But 'Ee Aazhcha' shut shop soon. "I don't know if the novel was the reason. But running a literary magazine needs a deep pocket and a vast network," he says.
An ailing Taj Ahamed still lives at Thalangara. "He is not in a position to talk," says Giridhar.
When Kureepuzha accused Raghavan of tampering with Sara's original work, Giridhar dug up the old manuscript of the translation. "My father stayed true to Sara Aboobacker's work. I showed the original manuscript to Kureepuzha," he says.
Sara Aboobacker, who never backed down on her work despite pressure, also knew Raghavan did not tweak the plot. "That's why she allowed my father to translate her other works such as Nafeesa and Chuzhi," he says.
Giridhar says the plot must have been changed by the editorial board of the magazine. "But the author, my father, and the editor Satheesh Babu, are all gone," he says.
After seeing the manuscript, Kureepuzha was convinced that Raghavan did not make the change. But he says he was not wrong because Raghavan, as the translator, did not publicly protest when the changes were made back then. "He maintained silence," the poet alleges. "Now we will never find out who made the changes," Kureepuzha says.
To be sure, the English translation 'Breaking Ties' done by Vanamala Vishwanatha, the former English professor at Bangalore University, stayed true to the original work.
The novel, in English and Kannada, is taught in several universities in Karnataka.
Chandragiri, a running character in Sara's work
Narayanan Periya, who used to frequently invite the author to Kasaragod for talks, says the Chandragiri river was a running character in her works.
In her first novel, Nadira stood by Chandragiri and said: "Oh Chandragiri, I can't possibly take refuge in you". She then walks towards the pond.
Narayanan Periya says Nadira's character is a work of fiction, not her story.
Sara, born on June 30, 1936, grew up in Chemnad village of Kasaragod. Her father P Ahamed was an advocate. The women of the neighbourhood used to come to her house and share their lives with Sara's mother Zainabi. "Sara used to listen to these stories as a schoolgirl. Nadira's is one such story," says Narayanan.
Nadira's manipulative and lazy father Mahammed Khan engineers a rift between her and her progressive husband Rashid, when the son-in-law refuses to financially help him. Later, he gets Rashid to proclaim talaq thrice to separate him from Nadira.
But when Rashid wants to get back with Nadira, the radical clergy and society invoke the nikah halala system.

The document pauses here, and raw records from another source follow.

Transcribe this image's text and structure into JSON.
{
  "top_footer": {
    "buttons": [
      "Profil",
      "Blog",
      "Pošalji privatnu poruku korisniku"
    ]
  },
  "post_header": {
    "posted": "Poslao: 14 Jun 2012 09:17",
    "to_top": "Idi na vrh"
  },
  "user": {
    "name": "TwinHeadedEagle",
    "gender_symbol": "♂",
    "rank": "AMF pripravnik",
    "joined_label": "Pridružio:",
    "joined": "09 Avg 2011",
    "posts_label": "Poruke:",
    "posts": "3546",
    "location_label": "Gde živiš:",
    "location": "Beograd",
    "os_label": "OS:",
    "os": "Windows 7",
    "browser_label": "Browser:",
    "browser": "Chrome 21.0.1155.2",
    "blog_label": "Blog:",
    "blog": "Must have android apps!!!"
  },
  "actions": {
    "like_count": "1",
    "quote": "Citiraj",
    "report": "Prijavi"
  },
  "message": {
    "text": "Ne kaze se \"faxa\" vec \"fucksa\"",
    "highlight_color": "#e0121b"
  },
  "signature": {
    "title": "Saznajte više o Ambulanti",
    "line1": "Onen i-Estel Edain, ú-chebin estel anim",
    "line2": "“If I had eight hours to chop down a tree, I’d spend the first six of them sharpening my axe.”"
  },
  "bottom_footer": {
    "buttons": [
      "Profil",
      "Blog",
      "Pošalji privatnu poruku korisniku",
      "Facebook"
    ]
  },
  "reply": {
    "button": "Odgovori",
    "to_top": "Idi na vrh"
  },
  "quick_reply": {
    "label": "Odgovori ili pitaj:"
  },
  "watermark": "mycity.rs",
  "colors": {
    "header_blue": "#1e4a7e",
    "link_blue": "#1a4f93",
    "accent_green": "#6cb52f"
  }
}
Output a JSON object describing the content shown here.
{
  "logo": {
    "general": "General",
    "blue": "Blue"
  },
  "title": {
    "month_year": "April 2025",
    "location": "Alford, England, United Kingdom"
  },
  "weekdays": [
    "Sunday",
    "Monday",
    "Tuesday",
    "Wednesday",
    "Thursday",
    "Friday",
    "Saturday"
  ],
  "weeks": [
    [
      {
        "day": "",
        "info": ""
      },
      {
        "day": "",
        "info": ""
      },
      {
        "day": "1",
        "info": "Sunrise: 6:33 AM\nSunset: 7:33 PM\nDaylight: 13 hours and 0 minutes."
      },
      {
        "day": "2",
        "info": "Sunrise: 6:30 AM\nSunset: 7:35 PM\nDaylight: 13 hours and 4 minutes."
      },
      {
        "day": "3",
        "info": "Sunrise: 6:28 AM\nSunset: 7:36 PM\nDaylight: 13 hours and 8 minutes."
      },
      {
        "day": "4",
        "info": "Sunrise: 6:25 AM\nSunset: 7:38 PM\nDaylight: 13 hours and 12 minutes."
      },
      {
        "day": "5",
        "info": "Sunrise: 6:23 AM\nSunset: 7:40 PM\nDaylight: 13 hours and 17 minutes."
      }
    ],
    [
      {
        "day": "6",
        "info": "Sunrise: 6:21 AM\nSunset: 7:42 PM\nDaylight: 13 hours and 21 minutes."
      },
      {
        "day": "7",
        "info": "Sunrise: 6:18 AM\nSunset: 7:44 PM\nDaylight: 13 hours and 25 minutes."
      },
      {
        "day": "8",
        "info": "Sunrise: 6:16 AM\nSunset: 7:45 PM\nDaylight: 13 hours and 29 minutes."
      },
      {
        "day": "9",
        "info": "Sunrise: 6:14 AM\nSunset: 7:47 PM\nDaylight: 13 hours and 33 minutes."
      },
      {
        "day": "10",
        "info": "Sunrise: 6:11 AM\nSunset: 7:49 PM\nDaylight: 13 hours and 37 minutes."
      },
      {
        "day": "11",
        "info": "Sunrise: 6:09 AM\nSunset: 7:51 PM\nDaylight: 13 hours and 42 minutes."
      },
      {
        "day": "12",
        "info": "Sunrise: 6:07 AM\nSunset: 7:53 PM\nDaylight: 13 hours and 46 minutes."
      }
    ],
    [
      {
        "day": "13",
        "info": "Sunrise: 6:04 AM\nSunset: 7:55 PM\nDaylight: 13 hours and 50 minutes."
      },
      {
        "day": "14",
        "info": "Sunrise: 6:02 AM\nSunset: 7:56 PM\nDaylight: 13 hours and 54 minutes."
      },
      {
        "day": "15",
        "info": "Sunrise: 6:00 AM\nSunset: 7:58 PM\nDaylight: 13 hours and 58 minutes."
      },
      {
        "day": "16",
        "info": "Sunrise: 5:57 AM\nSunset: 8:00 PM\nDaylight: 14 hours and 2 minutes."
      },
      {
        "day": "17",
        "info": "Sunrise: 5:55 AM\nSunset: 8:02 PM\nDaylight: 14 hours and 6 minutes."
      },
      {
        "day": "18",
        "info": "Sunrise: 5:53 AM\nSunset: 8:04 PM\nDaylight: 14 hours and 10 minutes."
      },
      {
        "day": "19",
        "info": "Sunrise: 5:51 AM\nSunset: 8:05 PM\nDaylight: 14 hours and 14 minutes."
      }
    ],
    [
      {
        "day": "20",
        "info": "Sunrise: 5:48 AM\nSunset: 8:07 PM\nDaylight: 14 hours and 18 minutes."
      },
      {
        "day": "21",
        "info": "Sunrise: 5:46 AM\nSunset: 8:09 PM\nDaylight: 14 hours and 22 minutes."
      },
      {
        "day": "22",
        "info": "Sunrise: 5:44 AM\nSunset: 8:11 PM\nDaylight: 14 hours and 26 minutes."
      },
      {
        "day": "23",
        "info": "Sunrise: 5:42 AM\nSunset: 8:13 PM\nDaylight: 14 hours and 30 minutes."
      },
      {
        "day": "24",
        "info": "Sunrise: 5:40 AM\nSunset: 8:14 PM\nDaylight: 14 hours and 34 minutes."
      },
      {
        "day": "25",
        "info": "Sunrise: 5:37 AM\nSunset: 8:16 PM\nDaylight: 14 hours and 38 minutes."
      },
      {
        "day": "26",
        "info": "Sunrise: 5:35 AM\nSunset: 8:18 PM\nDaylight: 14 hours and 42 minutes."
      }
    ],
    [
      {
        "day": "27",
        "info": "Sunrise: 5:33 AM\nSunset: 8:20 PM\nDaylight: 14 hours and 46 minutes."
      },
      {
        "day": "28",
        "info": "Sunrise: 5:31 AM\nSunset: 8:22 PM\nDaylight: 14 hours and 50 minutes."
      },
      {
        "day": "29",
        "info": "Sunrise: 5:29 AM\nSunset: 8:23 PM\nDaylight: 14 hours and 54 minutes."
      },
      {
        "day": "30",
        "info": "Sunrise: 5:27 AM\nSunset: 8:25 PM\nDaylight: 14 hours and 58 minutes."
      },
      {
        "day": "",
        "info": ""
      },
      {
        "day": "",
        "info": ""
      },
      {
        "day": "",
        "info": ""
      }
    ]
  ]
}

Her village has a billy goat named Sheik Ali who is always available for nikah halala in the area. "Together, her father, her husband, and the maulvi had punished her severely though she was not at fault," the novel's narrator says.
Nadira ends her life on the night of nikah halala. In a foreword written for Sara's translated novel 'Chuzhi' in 1997, C Raghavan wrote: "Why did she choose the pond at the mosque? Of course to keep the radical people on the edge of a precipice".
If Nadira was a martyr of instant triple talaq, 'Naseema' in Sara's next novel Sahaha (1985) boldly took on the plague of polygamy, Raghavan wrote.
Naseema's husband abandoned her and married another woman when she contracted TB. But her mother nurtured her back to health.
When the husband returns to her, Nassema whips him with a searing question: "You married another woman when my health failed me. How would you feel if I went with another man when you were to fall sick?"
The question did not have an answer but it did disrupt the sleep of the righteous, Raghavan wrote about the novel.
Sara Aboobacker not only wrote about issues of Muslim women but she was also an activist, helping Muslim girls get an education, said Raghavan's son Giridhar.
Raghavan had won the Kendra Sahitya Award, the Karnataka Tulu Sahitya Academy award, and the award of Kuvempu Bhasha Bharthi Pradikara earlier known as the Translation Academy.
Narayanan Periya says Raghavan's Malayalam translation of Chandragiri Teeradalli done for 'Ee Aazhcha' magazine was never published as a novel. "We will be working to publish the novel. Soon," he says.